Russia hopes to create a new status quo that makes both countries further dependent on Moscow, thereby ignoring the reality of its declining power. Even the populations of other traditional partner countries, such as Belarus and Armenia, have begun looking in other directions.
The Armenia-Azerbaijan conflict represents a rare case in which—for the time being—the Russian and Western positions converge. On the surface, this can be explained by factors such as the Armenian diaspora, and even Christian solidarity, but deeper down, perhaps Turkophobic sentiments echo the old imperial rivalries.
The South Caucasus requires a new vision of security. There is no consensus about a solid future peace based on the principle of territorial integrity in accordance with international law and allow all regional countries to be free from the yokes of past grievances and free to develop economic opportunities similar to the European experience manifested after the Second World War. Minority rights, agreed upon with the consent of the concerned parties, might secure safety and maintain the diverse ethnic profiles of the populations in question without the madness of territorial nationalism. In the end, that will benefit Russia, Turkey, Iran, the European Union, and the United States.
However, Russian-Turkish cooperation causes jealousy among Western powers, which ultimately failed to engage effectively in the resolution of the Armenia-Azerbaijan conflict. Moscow and Ankara can work in tandem to bring together the two ethnic groups in the Caucasus, and such efforts should be supported.
It seems that only the Armenians in Nagorno-Karabakh ignore the inconvenient facts. The Armenian capital, Yerevan, hosted a large Azerbaijani population, which became a minority only in the twentieth century and then completely disappeared. To create a durable peace, policymakers should speak about all displaced peoples, including Azerbaijanis in Armenia and Armenians in the rest of Azerbaijan (250,000 Azerbaijanis were expelled from Armenia and 360,000 Armenians left Azerbaijan in 1988–90). True reconciliation is not possible without efforts to return to more integrated populations such as were prevalent in pre-conflict days.
Unfortunately, the signals thus far give little hope for the radical changes necessary to create a future sustainable peace. However, some voices have spoken out about a vision of future cooperation. Thus, Armenia’s new Minister of Economy, Vahan Kerobyan, in an interview with Public TV of Armenia, discussed the benefits of opening the country’s borders with Azerbaijan and Turkey; they “will open and many vast opportunities will be provided.

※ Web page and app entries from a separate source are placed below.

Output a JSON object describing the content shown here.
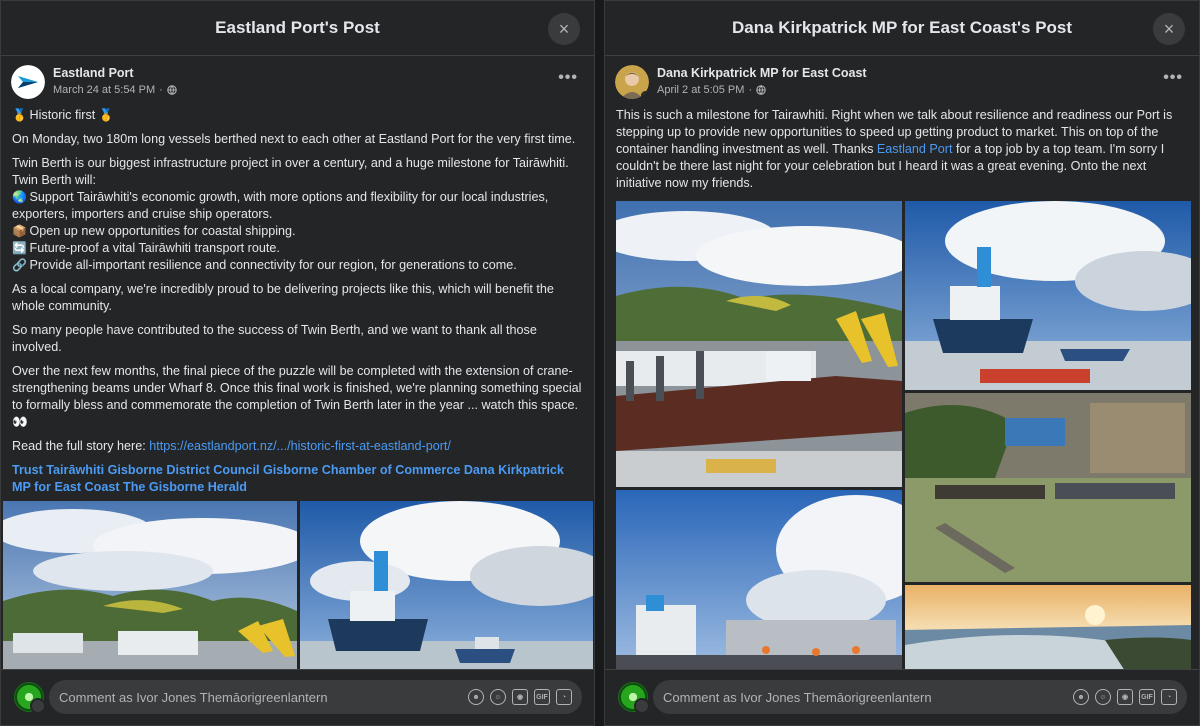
{
  "left": {
    "title": "Eastland Port's Post",
    "author": "Eastland Port",
    "timestamp": "March 24 at 5:54 PM",
    "heading_emoji": "🥇",
    "heading_text": "Historic first",
    "paragraphs": [
      "On Monday, two 180m long vessels berthed next to each other at Eastland Port for the very first time.",
      "Twin Berth is our biggest infrastructure project in over a century, and a huge milestone for Tairāwhiti."
    ],
    "twin_berth_will": "Twin Berth will:",
    "bullets": [
      {
        "icon": "🌏",
        "text": "Support Tairāwhiti's economic growth, with more options and flexibility for our local industries, exporters, importers and cruise ship operators."
      },
      {
        "icon": "📦",
        "text": "Open up new opportunities for coastal shipping."
      },
      {
        "icon": "🔄",
        "text": "Future-proof a vital Tairāwhiti transport route."
      },
      {
        "icon": "🔗",
        "text": "Provide all-important resilience and connectivity for our region, for generations to come."
      }
    ],
    "para3": "As a local company, we're incredibly proud to be delivering projects like this, which will benefit the whole community.",
    "para4": "So many people have contributed to the success of Twin Berth, and we want to thank all those involved.",
    "para5": "Over the next few months, the final piece of the puzzle will be completed with the extension of crane-strengthening beams under Wharf 8. Once this final work is finished, we're planning something special to formally bless and commemorate the completion of Twin Berth later in the year ... watch this space. 👀",
    "read_more_label": "Read the full story here:",
    "read_more_link": "https://eastlandport.nz/.../historic-first-at-eastland-port/",
    "tags": "Trust Tairāwhiti Gisborne District Council Gisborne Chamber of Commerce Dana Kirkpatrick MP for East Coast The Gisborne Herald",
    "comment_placeholder": "Comment as Ivor Jones Themāorigreenlantern"
  },
  "right": {
    "title": "Dana Kirkpatrick MP for East Coast's Post",
    "author": "Dana Kirkpatrick MP for East Coast",
    "timestamp": "April 2 at 5:05 PM",
    "body_pre": "This is such a milestone for Tairawhiti.  Right when we talk about resilience and readiness our Port is stepping up to provide new opportunities to speed up getting product to market.  This on top of the container handling investment as well. Thanks ",
    "body_link": "Eastland Port",
    "body_post": " for a top job by a top team.  I'm sorry I couldn't be there last night for your celebration but I heard it was a great evening.  Onto the next initiative now my friends.",
    "comment_placeholder": "Comment as Ivor Jones Themāorigreenlantern"
  },
  "icons": {
    "close": "×",
    "more": "•••",
    "globe": "globe-icon"
  }
}
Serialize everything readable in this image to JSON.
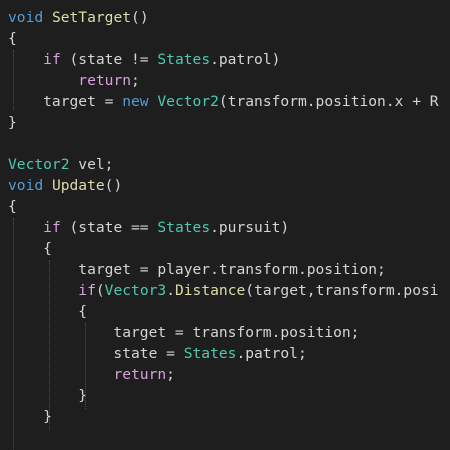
{
  "colors": {
    "background": "#1e1e1e",
    "plain": "#d4d4d4",
    "keyword": "#569cd6",
    "control_keyword": "#d8a0df",
    "type": "#4ec9b0",
    "method": "#dcdcaa",
    "indent_guide": "#4a4a4a"
  },
  "code_lines": [
    [
      {
        "t": "void",
        "c": "kw-blue"
      },
      {
        "t": " ",
        "c": "plain"
      },
      {
        "t": "SetTarget",
        "c": "method"
      },
      {
        "t": "()",
        "c": "plain"
      }
    ],
    [
      {
        "t": "{",
        "c": "plain"
      }
    ],
    [
      {
        "t": "    ",
        "c": "plain"
      },
      {
        "t": "if",
        "c": "kw-ctrl"
      },
      {
        "t": " (state != ",
        "c": "plain"
      },
      {
        "t": "States",
        "c": "type"
      },
      {
        "t": ".patrol)",
        "c": "plain"
      }
    ],
    [
      {
        "t": "        ",
        "c": "plain"
      },
      {
        "t": "return",
        "c": "kw-ctrl"
      },
      {
        "t": ";",
        "c": "plain"
      }
    ],
    [
      {
        "t": "    target = ",
        "c": "plain"
      },
      {
        "t": "new",
        "c": "kw-blue"
      },
      {
        "t": " ",
        "c": "plain"
      },
      {
        "t": "Vector2",
        "c": "type"
      },
      {
        "t": "(transform.position.x + R",
        "c": "plain"
      }
    ],
    [
      {
        "t": "}",
        "c": "plain"
      }
    ],
    [],
    [
      {
        "t": "Vector2",
        "c": "type"
      },
      {
        "t": " vel;",
        "c": "plain"
      }
    ],
    [
      {
        "t": "void",
        "c": "kw-blue"
      },
      {
        "t": " ",
        "c": "plain"
      },
      {
        "t": "Update",
        "c": "method"
      },
      {
        "t": "()",
        "c": "plain"
      }
    ],
    [
      {
        "t": "{",
        "c": "plain"
      }
    ],
    [
      {
        "t": "    ",
        "c": "plain"
      },
      {
        "t": "if",
        "c": "kw-ctrl"
      },
      {
        "t": " (state == ",
        "c": "plain"
      },
      {
        "t": "States",
        "c": "type"
      },
      {
        "t": ".pursuit)",
        "c": "plain"
      }
    ],
    [
      {
        "t": "    {",
        "c": "plain"
      }
    ],
    [
      {
        "t": "        target = player.transform.position;",
        "c": "plain"
      }
    ],
    [
      {
        "t": "        ",
        "c": "plain"
      },
      {
        "t": "if",
        "c": "kw-ctrl"
      },
      {
        "t": "(",
        "c": "plain"
      },
      {
        "t": "Vector3",
        "c": "type"
      },
      {
        "t": ".",
        "c": "plain"
      },
      {
        "t": "Distance",
        "c": "method"
      },
      {
        "t": "(target,transform.posi",
        "c": "plain"
      }
    ],
    [
      {
        "t": "        {",
        "c": "plain"
      }
    ],
    [
      {
        "t": "            target = transform.position;",
        "c": "plain"
      }
    ],
    [
      {
        "t": "            state = ",
        "c": "plain"
      },
      {
        "t": "States",
        "c": "type"
      },
      {
        "t": ".patrol;",
        "c": "plain"
      }
    ],
    [
      {
        "t": "            ",
        "c": "plain"
      },
      {
        "t": "return",
        "c": "kw-ctrl"
      },
      {
        "t": ";",
        "c": "plain"
      }
    ],
    [
      {
        "t": "        }",
        "c": "plain"
      }
    ],
    [
      {
        "t": "    }",
        "c": "plain"
      }
    ],
    []
  ]
}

Perhaps the Azerbaijani market will open for us, and our market for Azerbaijan.”
The president of Azerbaijan, Ilham Aliyev, in his address to the nation on Dec. 1, highlighted that the transit corridor between the main territory of Azerbaijan and Nakhichevan, running through the Armenian Megri region, will open up vast opportunities for all regional countries.
Dr. Farid Shafiyev is the chairman of the Baku-based Center of Analysis of International Relations and Adjunct Lecturer at ADA University, Azerbaijan.